• Helplessness and hopelessness (a subcategory of all or nothing thinking), continued:
• Action assignment: Go to https://www.youtube.com/watch?v=Rb0A5Z-8cik play the video and remind yourself that it is possible to recover wholly or partially from stuttering.. .
• Lack of gratitude (a subcategory of all or nothing thinking):
• Definition: Our lives have good and bad aspects. Some people focus only on the bad, as stuttering, and are not grateful for the good aspects.
• PWS irrational self-talk: “Stuttering ruins my whole life. There is nothing I can be grateful for.”

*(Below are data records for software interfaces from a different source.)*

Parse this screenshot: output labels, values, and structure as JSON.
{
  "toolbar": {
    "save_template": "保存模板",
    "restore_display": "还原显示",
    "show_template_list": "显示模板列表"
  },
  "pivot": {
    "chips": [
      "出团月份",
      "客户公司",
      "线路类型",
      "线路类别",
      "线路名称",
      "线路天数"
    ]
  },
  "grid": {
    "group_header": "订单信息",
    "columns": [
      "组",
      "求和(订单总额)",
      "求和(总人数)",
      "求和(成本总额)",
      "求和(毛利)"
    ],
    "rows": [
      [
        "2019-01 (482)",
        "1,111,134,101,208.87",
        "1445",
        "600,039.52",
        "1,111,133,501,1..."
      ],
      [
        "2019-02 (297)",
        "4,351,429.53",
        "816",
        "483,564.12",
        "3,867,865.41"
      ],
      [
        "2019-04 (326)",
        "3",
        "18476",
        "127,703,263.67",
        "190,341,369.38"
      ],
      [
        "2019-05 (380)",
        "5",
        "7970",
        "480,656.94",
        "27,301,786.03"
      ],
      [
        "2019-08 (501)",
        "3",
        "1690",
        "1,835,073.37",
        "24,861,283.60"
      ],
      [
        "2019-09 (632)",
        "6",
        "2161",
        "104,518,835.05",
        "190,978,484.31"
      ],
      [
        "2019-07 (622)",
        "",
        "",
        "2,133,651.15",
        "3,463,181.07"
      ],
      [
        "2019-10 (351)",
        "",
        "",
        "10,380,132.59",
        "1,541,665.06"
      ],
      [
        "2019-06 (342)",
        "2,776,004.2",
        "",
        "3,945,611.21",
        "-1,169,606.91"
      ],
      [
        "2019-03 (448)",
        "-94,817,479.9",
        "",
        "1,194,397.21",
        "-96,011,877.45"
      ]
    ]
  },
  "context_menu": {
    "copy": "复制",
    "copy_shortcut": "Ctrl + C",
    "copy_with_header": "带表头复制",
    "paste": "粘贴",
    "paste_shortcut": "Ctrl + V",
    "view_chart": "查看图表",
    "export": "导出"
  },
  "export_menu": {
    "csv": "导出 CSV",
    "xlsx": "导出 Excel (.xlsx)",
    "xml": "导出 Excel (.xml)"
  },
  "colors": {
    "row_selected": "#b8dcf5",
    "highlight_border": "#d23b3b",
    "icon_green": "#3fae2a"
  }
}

• PWS recovery self-talk: “Hey! I am alive. I can hear, do, see, smell, taste the marvels of world around me. I can think about, feel and enjoy the world around me. How exiting. Let me at it, I want to live fully. Stuttering can’t stop me.”
• Lack of gratitude (a subcategory of all or nothing thinking), continued:
• Action assignment: In your journal every day when you wake up list three things you can be grateful for. Every night when you go to bed write three things that you enjoyed or did well.
• General session flow:
• Session sequence
– Listen and answer PWS questions
– Review homework assignments (recorded in email)
– Discuss philosophy of From Stuttering to Fluency and SOS Help for Emotions
– Dispute client’s irrationalities & use on-line self-help form
– Continue demonstration of easy bounces and require client to practice them
– Together with PWS generate homework assignment e-mail
– Request feedback
– Homework assignments:
• Reading the books by Neiders, Ross & by Clark
• Immersion during waking hours in easy bounces (when no one is around talk to yourself, if someone is around make conversation, if in foot traffic fake it as if you are talking on the phone)
• Filling out the on-line self-help form
• Disputing any irrationalities
• Writing a sentence or paragraph on helpful self-talk on an index card and then reading it 5 times a day till next session
• Doing the action exercises
• Writing in a journal
• Joining Toastmasters (optional)
• SOS Help For Emotions 3rd Ed. Lynn Clark
• From Stuttering to Fluency: Manage Your Emotions and Live More Fully G. Neiders and W. Ross
• Website www.stutteringrecovery.net